General Motors (GM), Fiat Chrysler Automobiles (FCAU), and other major automakers reported weaker-than-expected U.S. sales for March, hurt by declining demand for sedans and light dealer traffic during the Easter weekend.
Sales for the month appeared to be about 16.8 million vehicles on an annualized basis, well below expectations of about 17.25 million, company executives and analysts said. Shares of several automakers fell.
Mark Wakefield, head of AlixPartners’ automotive practice, said light dealer traffic over the Easter weekend, which usually falls in April, hampered sales.
Still, he said he remained confident that 2016 sales would exceed the 2015 record of 17.4 million vehicles as relatively low interest rates, strong employment, and low gasoline prices support demand for new vehicles, particularly SUVs and pickup trucks.
While Ford (F) and Nissan’s results topped estimates, those from the remaining top half-dozen automakers in the U.S. market fell short of expectations.
Japanese carmaker Toyota (TM) said its sales fell 2.7% to 219,842 vehicles. Analysts on average had expected about 239,000, or a rise of about 6%, according to a Reuters poll.
Honda’s (HMC) sales were up 9.4% against analysts’ expectations of a 17% rise.
Fiat Chrysler’s sales rose 8% to 213,187 vehicles, well below analysts’ estimates of 220,000 to 229,700.
Normally the largest U.S. automaker, GM said its sales rose 0.9% to 252,128 vehicles, about 2,600 fewer than crosstown rival Ford’s and below the 3% increase analysts expected.
Sales to consumers rose 6%, GM said, as it pulled back on its sales to rental agencies, which are not as lucrative. The company plans to cut sales to U.S. rental car fleets by 80,000 to 90,000 vehicles this year.
Honda said its U.S. sales rose 9.4%, but analysts had expected a 17% increase.
Ford said its March sales rose 8%, narrowly topping analyst expectations. The average selling price of its vehicles increased $1,600, said U.S. sales chief Mark LaNeve.

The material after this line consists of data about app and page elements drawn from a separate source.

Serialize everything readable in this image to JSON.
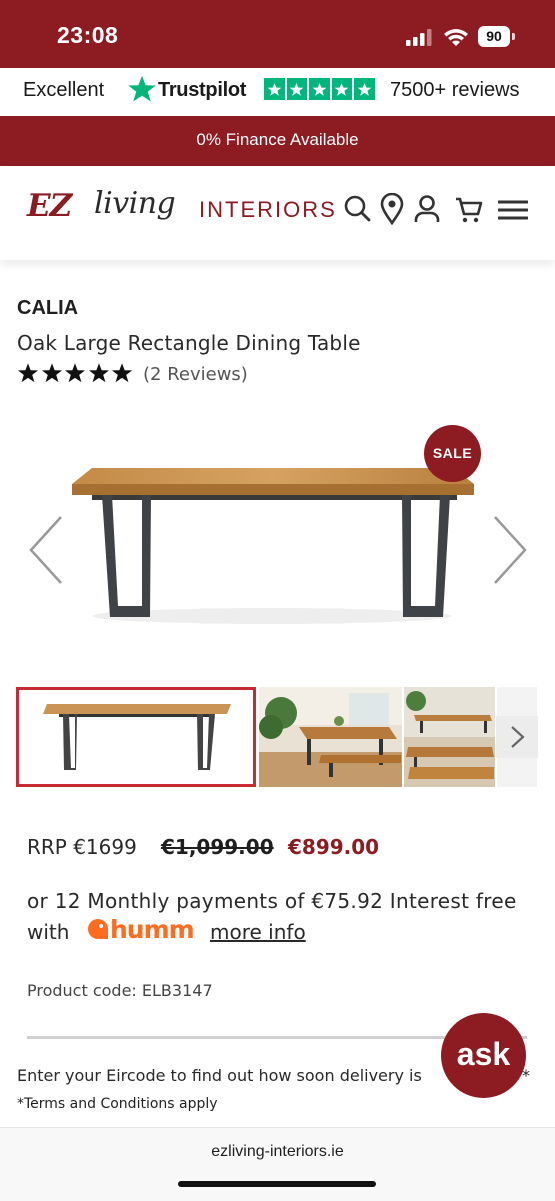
{
  "status_bar": {
    "time": "23:08",
    "battery": "90"
  },
  "trustpilot": {
    "rating_word": "Excellent",
    "brand": "Trustpilot",
    "reviews": "7500+ reviews"
  },
  "finance_banner": "0% Finance Available",
  "header": {
    "logo_ez": "EZ",
    "logo_living": "living",
    "logo_interiors": "INTERIORS",
    "icons": [
      "search-icon",
      "location-icon",
      "account-icon",
      "cart-icon",
      "menu-icon"
    ]
  },
  "product": {
    "brand": "CALIA",
    "name": "Oak Large Rectangle Dining Table",
    "stars": 5,
    "reviews": "(2 Reviews)",
    "sale_badge": "SALE",
    "rrp": "RRP €1699",
    "old_price": "€1,099.00",
    "sale_price": "€899.00",
    "monthly": "or 12 Monthly payments of €75.92 Interest free",
    "with": "with",
    "humm": "humm",
    "more_info": "more info",
    "code": "Product code: ELB3147"
  },
  "delivery": {
    "eircode_text": "Enter your Eircode to find out how soon delivery is",
    "eircode_tail": "*",
    "terms": "*Terms and Conditions apply"
  },
  "chat": {
    "label": "ask"
  },
  "browser": {
    "url": "ezliving-interiors.ie"
  },
  "colors": {
    "brand": "#8c1b22",
    "trustpilot_green": "#00b67a",
    "humm_orange": "#ff6c1f"
  }
}
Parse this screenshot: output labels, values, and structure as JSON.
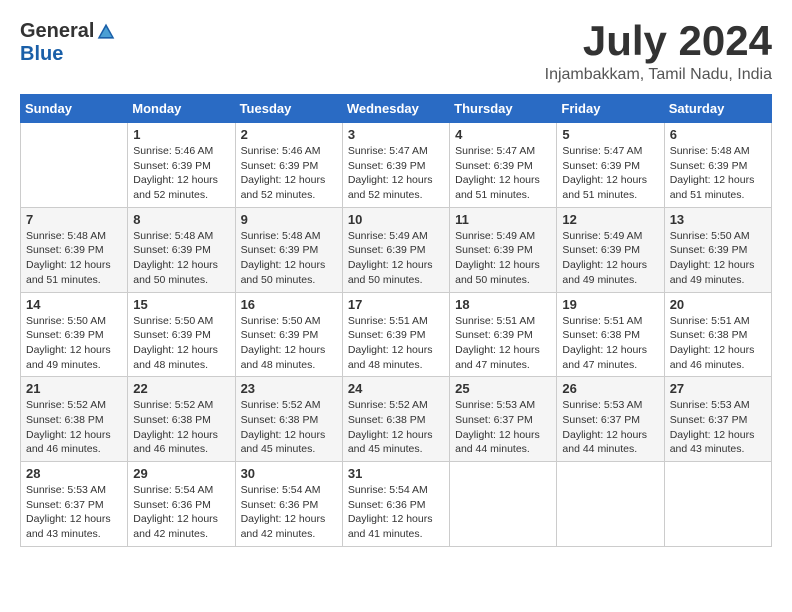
{
  "header": {
    "logo_general": "General",
    "logo_blue": "Blue",
    "month_year": "July 2024",
    "location": "Injambakkam, Tamil Nadu, India"
  },
  "columns": [
    "Sunday",
    "Monday",
    "Tuesday",
    "Wednesday",
    "Thursday",
    "Friday",
    "Saturday"
  ],
  "weeks": [
    [
      {
        "day": "",
        "info": ""
      },
      {
        "day": "1",
        "info": "Sunrise: 5:46 AM\nSunset: 6:39 PM\nDaylight: 12 hours\nand 52 minutes."
      },
      {
        "day": "2",
        "info": "Sunrise: 5:46 AM\nSunset: 6:39 PM\nDaylight: 12 hours\nand 52 minutes."
      },
      {
        "day": "3",
        "info": "Sunrise: 5:47 AM\nSunset: 6:39 PM\nDaylight: 12 hours\nand 52 minutes."
      },
      {
        "day": "4",
        "info": "Sunrise: 5:47 AM\nSunset: 6:39 PM\nDaylight: 12 hours\nand 51 minutes."
      },
      {
        "day": "5",
        "info": "Sunrise: 5:47 AM\nSunset: 6:39 PM\nDaylight: 12 hours\nand 51 minutes."
      },
      {
        "day": "6",
        "info": "Sunrise: 5:48 AM\nSunset: 6:39 PM\nDaylight: 12 hours\nand 51 minutes."
      }
    ],
    [
      {
        "day": "7",
        "info": "Sunrise: 5:48 AM\nSunset: 6:39 PM\nDaylight: 12 hours\nand 51 minutes."
      },
      {
        "day": "8",
        "info": "Sunrise: 5:48 AM\nSunset: 6:39 PM\nDaylight: 12 hours\nand 50 minutes."
      },
      {
        "day": "9",
        "info": "Sunrise: 5:48 AM\nSunset: 6:39 PM\nDaylight: 12 hours\nand 50 minutes."
      },
      {
        "day": "10",
        "info": "Sunrise: 5:49 AM\nSunset: 6:39 PM\nDaylight: 12 hours\nand 50 minutes."
      },
      {
        "day": "11",
        "info": "Sunrise: 5:49 AM\nSunset: 6:39 PM\nDaylight: 12 hours\nand 50 minutes."
      },
      {
        "day": "12",
        "info": "Sunrise: 5:49 AM\nSunset: 6:39 PM\nDaylight: 12 hours\nand 49 minutes."
      },
      {
        "day": "13",
        "info": "Sunrise: 5:50 AM\nSunset: 6:39 PM\nDaylight: 12 hours\nand 49 minutes."
      }
    ],
    [
      {
        "day": "14",
        "info": "Sunrise: 5:50 AM\nSunset: 6:39 PM\nDaylight: 12 hours\nand 49 minutes."
      },
      {
        "day": "15",
        "info": "Sunrise: 5:50 AM\nSunset: 6:39 PM\nDaylight: 12 hours\nand 48 minutes."
      },
      {
        "day": "16",
        "info": "Sunrise: 5:50 AM\nSunset: 6:39 PM\nDaylight: 12 hours\nand 48 minutes."
      },
      {
        "day": "17",
        "info": "Sunrise: 5:51 AM\nSunset: 6:39 PM\nDaylight: 12 hours\nand 48 minutes."
      },
      {
        "day": "18",
        "info": "Sunrise: 5:51 AM\nSunset: 6:39 PM\nDaylight: 12 hours\nand 47 minutes."
      },
      {
        "day": "19",
        "info": "Sunrise: 5:51 AM\nSunset: 6:38 PM\nDaylight: 12 hours\nand 47 minutes."
      },
      {
        "day": "20",
        "info": "Sunrise: 5:51 AM\nSunset: 6:38 PM\nDaylight: 12 hours\nand 46 minutes."
      }
    ],
    [
      {
        "day": "21",
        "info": "Sunrise: 5:52 AM\nSunset: 6:38 PM\nDaylight: 12 hours\nand 46 minutes."
      },
      {
        "day": "22",
        "info": "Sunrise: 5:52 AM\nSunset: 6:38 PM\nDaylight: 12 hours\nand 46 minutes."
      },
      {
        "day": "23",
        "info": "Sunrise: 5:52 AM\nSunset: 6:38 PM\nDaylight: 12 hours\nand 45 minutes."
      },
      {
        "day": "24",
        "info": "Sunrise: 5:52 AM\nSunset: 6:38 PM\nDaylight: 12 hours\nand 45 minutes."
      },
      {
        "day": "25",
        "info": "Sunrise: 5:53 AM\nSunset: 6:37 PM\nDaylight: 12 hours\nand 44 minutes."
      },
      {
        "day": "26",
        "info": "Sunrise: 5:53 AM\nSunset: 6:37 PM\nDaylight: 12 hours\nand 44 minutes."
      },
      {
        "day": "27",
        "info": "Sunrise: 5:53 AM\nSunset: 6:37 PM\nDaylight: 12 hours\nand 43 minutes."
      }
    ],
    [
      {
        "day": "28",
        "info": "Sunrise: 5:53 AM\nSunset: 6:37 PM\nDaylight: 12 hours\nand 43 minutes."
      },
      {
        "day": "29",
        "info": "Sunrise: 5:54 AM\nSunset: 6:36 PM\nDaylight: 12 hours\nand 42 minutes."
      },
      {
        "day": "30",
        "info": "Sunrise: 5:54 AM\nSunset: 6:36 PM\nDaylight: 12 hours\nand 42 minutes."
      },
      {
        "day": "31",
        "info": "Sunrise: 5:54 AM\nSunset: 6:36 PM\nDaylight: 12 hours\nand 41 minutes."
      },
      {
        "day": "",
        "info": ""
      },
      {
        "day": "",
        "info": ""
      },
      {
        "day": "",
        "info": ""
      }
    ]
  ]
}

Nissan reported a 13% gain on the strength of its mainstay sedans, beating expectations of a rise of 11%.